Brief: Write out the records below once more, exactly as they stand.

Material for this exercise:
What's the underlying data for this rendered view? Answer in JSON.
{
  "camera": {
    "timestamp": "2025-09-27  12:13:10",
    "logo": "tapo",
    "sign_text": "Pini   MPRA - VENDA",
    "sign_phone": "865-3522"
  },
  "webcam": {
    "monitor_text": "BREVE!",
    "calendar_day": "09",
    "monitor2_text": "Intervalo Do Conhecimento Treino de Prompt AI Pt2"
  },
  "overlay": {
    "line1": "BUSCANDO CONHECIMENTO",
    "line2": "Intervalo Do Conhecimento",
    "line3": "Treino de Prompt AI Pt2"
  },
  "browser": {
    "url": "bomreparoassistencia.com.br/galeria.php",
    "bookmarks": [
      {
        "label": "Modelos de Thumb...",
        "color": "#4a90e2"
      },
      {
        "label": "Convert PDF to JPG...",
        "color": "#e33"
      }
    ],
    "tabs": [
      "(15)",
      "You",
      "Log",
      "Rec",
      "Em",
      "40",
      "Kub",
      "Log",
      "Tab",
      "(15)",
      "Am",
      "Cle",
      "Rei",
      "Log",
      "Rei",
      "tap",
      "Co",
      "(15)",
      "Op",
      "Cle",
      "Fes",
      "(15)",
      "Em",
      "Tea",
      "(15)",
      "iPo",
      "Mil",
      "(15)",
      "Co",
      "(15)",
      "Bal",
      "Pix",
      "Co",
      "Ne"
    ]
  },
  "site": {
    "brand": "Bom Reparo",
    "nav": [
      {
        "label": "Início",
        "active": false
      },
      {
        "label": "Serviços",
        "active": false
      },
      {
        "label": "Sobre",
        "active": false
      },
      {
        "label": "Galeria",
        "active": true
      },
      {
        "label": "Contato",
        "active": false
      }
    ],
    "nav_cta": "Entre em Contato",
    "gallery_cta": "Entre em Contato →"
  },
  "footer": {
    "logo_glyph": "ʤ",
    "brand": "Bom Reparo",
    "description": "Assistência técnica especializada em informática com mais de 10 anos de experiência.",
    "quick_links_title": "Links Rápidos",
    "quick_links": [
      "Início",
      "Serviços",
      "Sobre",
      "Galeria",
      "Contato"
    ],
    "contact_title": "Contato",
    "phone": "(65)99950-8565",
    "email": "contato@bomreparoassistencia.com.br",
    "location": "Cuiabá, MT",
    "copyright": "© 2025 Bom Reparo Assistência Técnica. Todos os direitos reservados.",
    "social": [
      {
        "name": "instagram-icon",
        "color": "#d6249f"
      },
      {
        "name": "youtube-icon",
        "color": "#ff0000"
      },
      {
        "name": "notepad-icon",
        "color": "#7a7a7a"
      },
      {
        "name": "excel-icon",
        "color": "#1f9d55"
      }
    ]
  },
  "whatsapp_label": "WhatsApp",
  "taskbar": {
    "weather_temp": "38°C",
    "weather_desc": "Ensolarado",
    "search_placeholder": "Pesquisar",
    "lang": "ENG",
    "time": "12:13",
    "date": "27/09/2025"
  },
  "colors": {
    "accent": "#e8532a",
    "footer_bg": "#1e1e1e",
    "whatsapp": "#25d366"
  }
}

Answer:
What's the underlying data for this rendered view? Answer in JSON.
{
  "camera": {
    "timestamp": "2025-09-27  12:13:10",
    "logo": "tapo",
    "sign_text": "Pini   MPRA - VENDA",
    "sign_phone": "865-3522"
  },
  "webcam": {
    "monitor_text": "BREVE!",
    "calendar_day": "09",
    "monitor2_text": "Intervalo Do Conhecimento Treino de Prompt AI Pt2"
  },
  "overlay": {
    "line1": "BUSCANDO CONHECIMENTO",
    "line2": "Intervalo Do Conhecimento",
    "line3": "Treino de Prompt AI Pt2"
  },
  "browser": {
    "url": "bomreparoassistencia.com.br/galeria.php",
    "bookmarks": [
      {
        "label": "Modelos de Thumb...",
        "color": "#4a90e2"
      },
      {
        "label": "Convert PDF to JPG...",
        "color": "#e33"
      }
    ],
    "tabs": [
      "(15)",
      "You",
      "Log",
      "Rec",
      "Em",
      "40",
      "Kub",
      "Log",
      "Tab",
      "(15)",
      "Am",
      "Cle",
      "Rei",
      "Log",
      "Rei",
      "tap",
      "Co",
      "(15)",
      "Op",
      "Cle",
      "Fes",
      "(15)",
      "Em",
      "Tea",
      "(15)",
      "iPo",
      "Mil",
      "(15)",
      "Co",
      "(15)",
      "Bal",
      "Pix",
      "Co",
      "Ne"
    ]
  },
  "site": {
    "brand": "Bom Reparo",
    "nav": [
      {
        "label": "Início",
        "active": false
      },
      {
        "label": "Serviços",
        "active": false
      },
      {
        "label": "Sobre",
        "active": false
      },
      {
        "label": "Galeria",
        "active": true
      },
      {
        "label": "Contato",
        "active": false
      }
    ],
    "nav_cta": "Entre em Contato",
    "gallery_cta": "Entre em Contato →"
  },
  "footer": {
    "logo_glyph": "ʤ",
    "brand": "Bom Reparo",
    "description": "Assistência técnica especializada em informática com mais de 10 anos de experiência.",
    "quick_links_title": "Links Rápidos",
    "quick_links": [
      "Início",
      "Serviços",
      "Sobre",
      "Galeria",
      "Contato"
    ],
    "contact_title": "Contato",
    "phone": "(65)99950-8565",
    "email": "contato@bomreparoassistencia.com.br",
    "location": "Cuiabá, MT",
    "copyright": "© 2025 Bom Reparo Assistência Técnica. Todos os direitos reservados.",
    "social": [
      {
        "name": "instagram-icon",
        "color": "#d6249f"
      },
      {
        "name": "youtube-icon",
        "color": "#ff0000"
      },
      {
        "name": "notepad-icon",
        "color": "#7a7a7a"
      },
      {
        "name": "excel-icon",
        "color": "#1f9d55"
      }
    ]
  },
  "whatsapp_label": "WhatsApp",
  "taskbar": {
    "weather_temp": "38°C",
    "weather_desc": "Ensolarado",
    "search_placeholder": "Pesquisar",
    "lang": "ENG",
    "time": "12:13",
    "date": "27/09/2025"
  },
  "colors": {
    "accent": "#e8532a",
    "footer_bg": "#1e1e1e",
    "whatsapp": "#25d366"
  }
}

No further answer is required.